◆ WHAT IS EXPECTED:
The answer must consist of every line in the data below that holds the word "Cost".

--- --- ---

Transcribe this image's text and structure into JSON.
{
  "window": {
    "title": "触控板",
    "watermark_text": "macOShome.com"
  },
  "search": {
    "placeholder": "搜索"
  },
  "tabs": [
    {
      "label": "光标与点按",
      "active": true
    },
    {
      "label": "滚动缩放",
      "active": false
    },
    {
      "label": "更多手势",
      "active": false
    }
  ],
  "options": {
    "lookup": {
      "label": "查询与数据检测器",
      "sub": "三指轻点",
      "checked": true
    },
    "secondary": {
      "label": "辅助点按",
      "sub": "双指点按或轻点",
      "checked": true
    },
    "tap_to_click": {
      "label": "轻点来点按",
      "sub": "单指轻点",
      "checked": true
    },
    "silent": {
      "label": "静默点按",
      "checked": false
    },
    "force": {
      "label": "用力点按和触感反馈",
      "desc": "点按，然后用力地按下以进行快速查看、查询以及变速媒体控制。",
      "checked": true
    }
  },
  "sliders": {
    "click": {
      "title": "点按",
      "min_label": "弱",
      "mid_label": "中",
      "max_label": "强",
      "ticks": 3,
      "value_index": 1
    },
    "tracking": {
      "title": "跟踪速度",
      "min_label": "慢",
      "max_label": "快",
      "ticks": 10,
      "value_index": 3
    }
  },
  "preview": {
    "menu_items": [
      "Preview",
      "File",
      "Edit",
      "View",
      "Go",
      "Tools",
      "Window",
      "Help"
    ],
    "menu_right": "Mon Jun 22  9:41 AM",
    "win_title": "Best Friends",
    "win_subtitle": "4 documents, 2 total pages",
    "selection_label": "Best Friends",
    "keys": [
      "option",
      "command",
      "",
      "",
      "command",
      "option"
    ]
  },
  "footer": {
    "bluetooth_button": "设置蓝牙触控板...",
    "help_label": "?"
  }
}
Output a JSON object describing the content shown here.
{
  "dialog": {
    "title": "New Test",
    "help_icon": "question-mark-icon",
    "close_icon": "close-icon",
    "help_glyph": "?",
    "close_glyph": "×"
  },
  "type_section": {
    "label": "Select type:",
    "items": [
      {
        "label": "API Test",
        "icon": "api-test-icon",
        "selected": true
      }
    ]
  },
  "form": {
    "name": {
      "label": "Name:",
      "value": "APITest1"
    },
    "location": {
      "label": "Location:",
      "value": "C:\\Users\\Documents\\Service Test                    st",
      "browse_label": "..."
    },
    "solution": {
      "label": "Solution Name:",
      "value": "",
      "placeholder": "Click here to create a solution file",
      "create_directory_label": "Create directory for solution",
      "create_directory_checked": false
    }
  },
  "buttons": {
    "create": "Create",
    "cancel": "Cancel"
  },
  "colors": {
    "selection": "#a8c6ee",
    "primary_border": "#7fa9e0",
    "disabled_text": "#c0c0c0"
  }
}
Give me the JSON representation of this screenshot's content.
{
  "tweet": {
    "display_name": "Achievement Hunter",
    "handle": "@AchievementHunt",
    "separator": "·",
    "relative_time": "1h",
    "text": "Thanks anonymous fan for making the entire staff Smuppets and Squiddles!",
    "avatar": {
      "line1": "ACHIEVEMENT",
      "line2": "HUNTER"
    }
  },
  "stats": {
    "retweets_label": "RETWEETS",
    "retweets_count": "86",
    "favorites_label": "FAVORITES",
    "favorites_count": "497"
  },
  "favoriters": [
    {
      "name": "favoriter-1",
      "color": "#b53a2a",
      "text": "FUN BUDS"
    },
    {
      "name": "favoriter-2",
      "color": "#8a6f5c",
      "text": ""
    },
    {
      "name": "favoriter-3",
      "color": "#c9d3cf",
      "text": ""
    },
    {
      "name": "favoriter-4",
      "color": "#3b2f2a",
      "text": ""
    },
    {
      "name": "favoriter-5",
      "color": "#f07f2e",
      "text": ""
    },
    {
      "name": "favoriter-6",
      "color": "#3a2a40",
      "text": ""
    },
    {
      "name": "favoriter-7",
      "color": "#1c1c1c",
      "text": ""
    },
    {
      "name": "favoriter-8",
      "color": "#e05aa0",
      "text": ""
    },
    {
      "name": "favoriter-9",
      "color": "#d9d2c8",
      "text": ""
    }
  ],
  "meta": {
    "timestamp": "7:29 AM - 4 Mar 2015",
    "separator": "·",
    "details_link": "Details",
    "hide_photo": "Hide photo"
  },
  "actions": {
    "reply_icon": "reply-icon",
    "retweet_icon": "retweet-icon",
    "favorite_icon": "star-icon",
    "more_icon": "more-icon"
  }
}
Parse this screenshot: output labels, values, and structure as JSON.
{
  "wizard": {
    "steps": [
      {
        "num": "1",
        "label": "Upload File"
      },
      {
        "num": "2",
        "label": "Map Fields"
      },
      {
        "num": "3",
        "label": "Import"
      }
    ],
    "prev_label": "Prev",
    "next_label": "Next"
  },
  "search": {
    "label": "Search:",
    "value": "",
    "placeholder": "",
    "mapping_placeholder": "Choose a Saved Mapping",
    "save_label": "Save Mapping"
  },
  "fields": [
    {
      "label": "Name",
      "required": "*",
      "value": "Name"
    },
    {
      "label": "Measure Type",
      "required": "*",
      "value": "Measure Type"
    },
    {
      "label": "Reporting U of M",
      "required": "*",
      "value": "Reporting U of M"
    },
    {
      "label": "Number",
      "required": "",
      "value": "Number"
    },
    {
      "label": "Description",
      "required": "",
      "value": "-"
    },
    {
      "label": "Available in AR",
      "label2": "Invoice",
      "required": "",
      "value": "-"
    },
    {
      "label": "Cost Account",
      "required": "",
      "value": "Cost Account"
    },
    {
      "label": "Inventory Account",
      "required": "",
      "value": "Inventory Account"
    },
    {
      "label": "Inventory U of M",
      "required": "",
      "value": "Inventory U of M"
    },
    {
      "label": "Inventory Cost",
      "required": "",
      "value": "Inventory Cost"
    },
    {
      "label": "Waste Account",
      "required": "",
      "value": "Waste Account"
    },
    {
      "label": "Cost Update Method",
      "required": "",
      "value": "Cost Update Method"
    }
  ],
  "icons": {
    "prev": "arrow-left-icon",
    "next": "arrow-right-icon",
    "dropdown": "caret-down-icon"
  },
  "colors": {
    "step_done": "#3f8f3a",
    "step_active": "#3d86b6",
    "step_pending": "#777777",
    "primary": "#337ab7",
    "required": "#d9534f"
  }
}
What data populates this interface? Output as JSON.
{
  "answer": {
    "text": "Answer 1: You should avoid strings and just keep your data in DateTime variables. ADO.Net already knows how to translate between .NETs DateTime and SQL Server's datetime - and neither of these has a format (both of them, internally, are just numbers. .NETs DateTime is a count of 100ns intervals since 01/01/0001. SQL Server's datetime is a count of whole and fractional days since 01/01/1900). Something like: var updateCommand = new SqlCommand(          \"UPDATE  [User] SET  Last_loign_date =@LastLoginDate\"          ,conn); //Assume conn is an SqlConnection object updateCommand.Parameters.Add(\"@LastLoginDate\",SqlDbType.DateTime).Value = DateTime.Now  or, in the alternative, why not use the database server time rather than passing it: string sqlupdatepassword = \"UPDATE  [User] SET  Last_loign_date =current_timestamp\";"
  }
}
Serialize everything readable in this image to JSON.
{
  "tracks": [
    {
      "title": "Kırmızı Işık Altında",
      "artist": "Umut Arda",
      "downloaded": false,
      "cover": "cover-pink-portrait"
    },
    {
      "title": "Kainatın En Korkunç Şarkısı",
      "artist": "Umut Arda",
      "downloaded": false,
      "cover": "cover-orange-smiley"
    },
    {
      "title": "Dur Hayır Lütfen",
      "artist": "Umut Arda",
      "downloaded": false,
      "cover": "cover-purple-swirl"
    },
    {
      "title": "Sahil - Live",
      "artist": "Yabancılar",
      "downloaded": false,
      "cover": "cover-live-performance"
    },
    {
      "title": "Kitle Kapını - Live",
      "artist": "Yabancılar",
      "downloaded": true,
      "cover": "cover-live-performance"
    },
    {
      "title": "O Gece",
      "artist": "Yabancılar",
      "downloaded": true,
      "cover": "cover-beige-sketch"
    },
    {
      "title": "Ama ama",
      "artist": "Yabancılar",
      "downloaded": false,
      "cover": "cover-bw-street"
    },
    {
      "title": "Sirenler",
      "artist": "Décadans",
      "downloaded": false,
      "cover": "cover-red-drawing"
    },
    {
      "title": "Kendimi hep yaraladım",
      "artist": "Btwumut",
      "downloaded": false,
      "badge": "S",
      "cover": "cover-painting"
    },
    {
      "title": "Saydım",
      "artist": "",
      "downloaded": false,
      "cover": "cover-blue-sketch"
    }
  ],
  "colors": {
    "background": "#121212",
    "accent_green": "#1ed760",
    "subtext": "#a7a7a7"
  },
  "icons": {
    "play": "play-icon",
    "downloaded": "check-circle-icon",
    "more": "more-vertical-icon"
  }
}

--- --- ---

◆ EXERCISE OUTPUT:
      "label": "Cost Account",
      "value": "Cost Account"
      "label": "Inventory Cost",
      "value": "Inventory Cost"
      "label": "Cost Update Method",
      "value": "Cost Update Method"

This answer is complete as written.